Because of Christ's first coming, how much richer are we than the Old Testament people of God (1 Pet. 1:10-12)! Even though we enjoy blessings now because of Christ (Rev. 1:5ff.; 2:9; 3:7ff.; 5:9ff.; 12:10), there is still the "not yet." We still are not free from sin (Rev 2:4ff., 14ff., 20ff.; 3:1ff., 15ff.; 18:4), and many Christians still suffer even to the point of dying for Christ (Rev 1:9ff.; 6:9ff.; 11:1ff.; 12:11; 13:9-10; 14:13; 17:6; 20:4-6). And yet we anticipate even richer blessings (Rev 7:9ff.; 21:1ff.), looking forward to a new heaven and earth where there will be no evil or sin (Rev 20:11ff.; 21:1-22:6).

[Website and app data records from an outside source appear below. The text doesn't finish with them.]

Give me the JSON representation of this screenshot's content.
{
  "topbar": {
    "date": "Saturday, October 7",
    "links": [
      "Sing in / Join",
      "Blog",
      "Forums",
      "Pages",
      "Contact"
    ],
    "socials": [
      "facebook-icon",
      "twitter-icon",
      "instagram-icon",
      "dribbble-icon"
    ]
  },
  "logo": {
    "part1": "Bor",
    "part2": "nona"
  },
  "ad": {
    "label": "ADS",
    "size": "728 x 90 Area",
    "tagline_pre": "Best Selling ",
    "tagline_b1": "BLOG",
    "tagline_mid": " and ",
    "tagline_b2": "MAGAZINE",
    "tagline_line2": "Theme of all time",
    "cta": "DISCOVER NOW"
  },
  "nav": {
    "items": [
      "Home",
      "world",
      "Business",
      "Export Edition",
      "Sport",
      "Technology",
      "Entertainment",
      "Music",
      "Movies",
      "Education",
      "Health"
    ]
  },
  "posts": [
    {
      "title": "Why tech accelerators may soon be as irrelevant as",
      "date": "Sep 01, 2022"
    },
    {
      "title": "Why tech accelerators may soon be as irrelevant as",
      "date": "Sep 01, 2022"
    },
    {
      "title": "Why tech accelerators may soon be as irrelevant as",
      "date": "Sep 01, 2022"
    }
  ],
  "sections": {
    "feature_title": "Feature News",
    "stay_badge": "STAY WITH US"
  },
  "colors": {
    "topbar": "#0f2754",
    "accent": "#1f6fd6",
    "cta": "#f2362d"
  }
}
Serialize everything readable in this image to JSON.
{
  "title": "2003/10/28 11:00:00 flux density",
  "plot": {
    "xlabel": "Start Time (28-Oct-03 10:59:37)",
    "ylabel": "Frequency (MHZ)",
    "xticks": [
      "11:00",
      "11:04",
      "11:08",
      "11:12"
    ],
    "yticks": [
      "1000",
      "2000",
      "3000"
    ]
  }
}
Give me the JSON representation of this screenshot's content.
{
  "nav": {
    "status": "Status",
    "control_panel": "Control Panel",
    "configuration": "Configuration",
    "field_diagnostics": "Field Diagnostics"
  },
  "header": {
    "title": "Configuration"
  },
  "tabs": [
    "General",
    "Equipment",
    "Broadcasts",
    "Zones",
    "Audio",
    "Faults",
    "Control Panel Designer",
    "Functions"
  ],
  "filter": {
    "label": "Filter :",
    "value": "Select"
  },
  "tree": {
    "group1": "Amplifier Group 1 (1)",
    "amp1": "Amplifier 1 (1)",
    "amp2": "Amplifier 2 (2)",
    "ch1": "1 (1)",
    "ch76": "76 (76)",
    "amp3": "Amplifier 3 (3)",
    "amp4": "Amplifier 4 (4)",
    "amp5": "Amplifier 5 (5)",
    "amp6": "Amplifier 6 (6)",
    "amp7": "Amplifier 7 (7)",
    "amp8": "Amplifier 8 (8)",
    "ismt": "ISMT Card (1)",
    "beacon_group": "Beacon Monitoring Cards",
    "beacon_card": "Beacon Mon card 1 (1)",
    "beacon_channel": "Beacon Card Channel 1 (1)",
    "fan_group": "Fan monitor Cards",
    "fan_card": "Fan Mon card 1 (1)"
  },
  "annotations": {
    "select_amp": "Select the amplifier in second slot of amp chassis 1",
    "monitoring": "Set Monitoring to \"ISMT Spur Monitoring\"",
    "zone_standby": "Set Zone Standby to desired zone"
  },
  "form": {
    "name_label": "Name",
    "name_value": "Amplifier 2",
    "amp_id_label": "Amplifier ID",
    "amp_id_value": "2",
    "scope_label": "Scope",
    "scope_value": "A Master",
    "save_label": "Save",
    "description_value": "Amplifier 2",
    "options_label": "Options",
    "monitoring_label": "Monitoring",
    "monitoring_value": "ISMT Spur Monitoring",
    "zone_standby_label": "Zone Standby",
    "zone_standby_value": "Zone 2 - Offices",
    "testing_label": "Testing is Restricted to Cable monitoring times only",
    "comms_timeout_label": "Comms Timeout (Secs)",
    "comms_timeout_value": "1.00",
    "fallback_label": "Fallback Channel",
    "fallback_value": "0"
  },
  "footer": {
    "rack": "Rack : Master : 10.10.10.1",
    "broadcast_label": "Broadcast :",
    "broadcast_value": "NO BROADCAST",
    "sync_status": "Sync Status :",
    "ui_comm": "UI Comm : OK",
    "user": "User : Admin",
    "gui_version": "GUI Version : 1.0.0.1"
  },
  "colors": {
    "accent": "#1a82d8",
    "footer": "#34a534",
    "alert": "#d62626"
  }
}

Any signs John provides with regard to the final coming of Christ are sufficiently ambiguous to keep us living as if Christ's coming is possible any day, even if we do not know the timing (Rev 3:3; 16:15). As one reads through Revelation, it appears as if the world will grow increasingly worse (e.g., Rev 16:16ff.; 20:7ff.), that there will be a succession of evil kingdoms in the image of Rome leading up to the end. In the meantime, the church is reminded of its responsibility to worship and witness and make war against the forces of evil as it waits for Christ to come.

In Revelation the disciple's life is one of imitating the life of Christ, a life that bears faithful witness to God (Rev 1:2, 9; 6:9; 11:7; 12:11, 17; 19:10; see also Rev 14:4ff.) while also acknowledging that the disciple will not achieve perfection in this life. Nevertheless, there is a persistent pressing on in the pilgrimage (Rev 2:10; 17:14; 22:11). John summarizes the Christian life in terms of salvation as a past fact, a present duty, and a future hope. Because Christ has saved us (Rev 1:5b) and because someday that salvation will be complete (Rev 19:1ff.), Christians must be faithful in living out the implications of their salvation.

Just as there was still conflict between D-Day and V-Day in the final days of World War II, so there will be conflict between Christ's first and final comings. The conflict involves God and his servants and the Dragon and his servants. Accordingly, Revelation was written to help Christians remain loyal to Christ, a notion that we will explore more fully in the chapters dealing with genre and the historical setting.

Reference:

Lowery, R. (2006). Revelation's Rhapsody: Listening to the Lyrics of the Lamb: How to Read the Book of Revelation. Joplin, MO: College Press Pub. Co.

Answer by Dr. Joseph R. Nally, Jr.

Dr. Joseph R. Nally, Jr., D.D., M.Div. is the Theological Editor at Third Millennium Ministries (IIIM).